Face Challenges Confidently

007 Jones v. Colle

Wednesday, September 2nd, 2015


Richard F. Brown

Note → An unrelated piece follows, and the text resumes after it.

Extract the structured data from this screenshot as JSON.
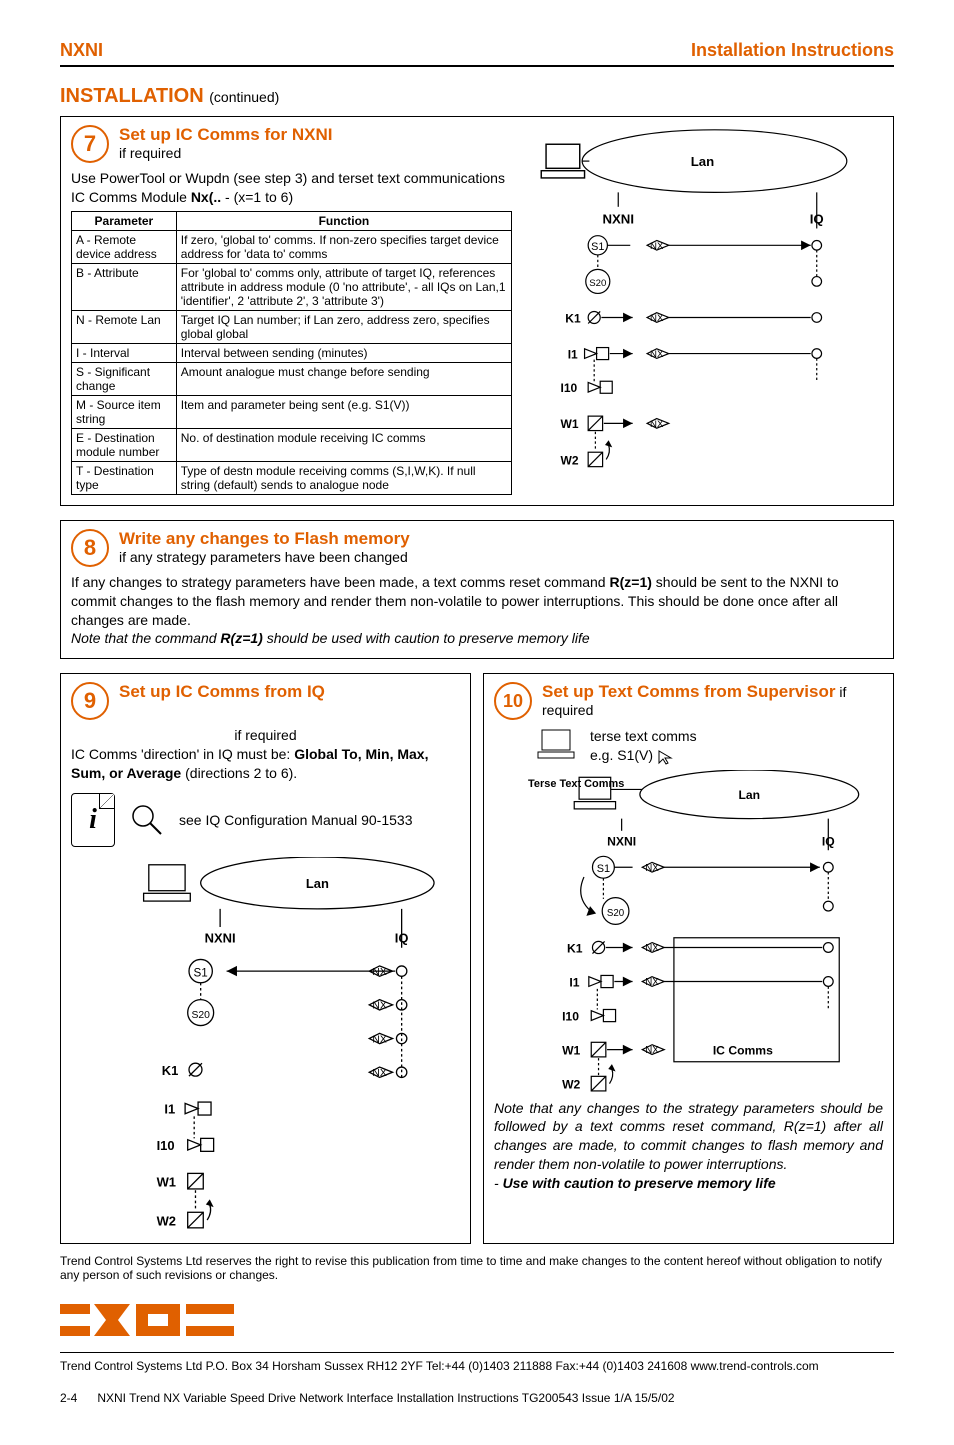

The following is not a legal opinion. You should consult your attorney if the cases may be of significance to you.
The case of Jones v. Colle, 727 S.W.2d 262 (Tex. 1987), established the meaning and force of the “Mother Hubbard” clause as commonly found in Texas oil and gas leases. Lessees generally desire to secure the full mineral interest in the contiguous leased tract. Lessees are fearful that some interest may be left unleased if the legal description contains an error, the survey is in error, a reversionary interest vests in the lessor, the tract increases in size as the result of movement of stream beds, or a vacancy is discovered. These contingencies are guarded against by including the Mother Hubbard clause in the lease, which usually provides that, in addition to the described land, the lease covers and includes:
. . . all land, if any, contiguous or adjacent to or adjoining the land above described and (a) owned or claimed by limitation, prescription, possession, reversion or unrecorded instrument or (b) as to which lessor has a preference right of acquisition.
Lessors have worried that the clause might have the unintended effect of including two tracts under one lease. For example, the lessor might own adjoining Sections 1 and 2, lease Section 1 with a Mother Hubbard clause, and intentionally leave Section 2 unleased. Does the lease on Section 1 include Section 2? In the Jones case the Supreme Court says no. A Mother Hubbard clause covers property that is not expressly described only when that other property consists of small unleased pieces or strips of land which may exist without the knowledge of one or both of the parties.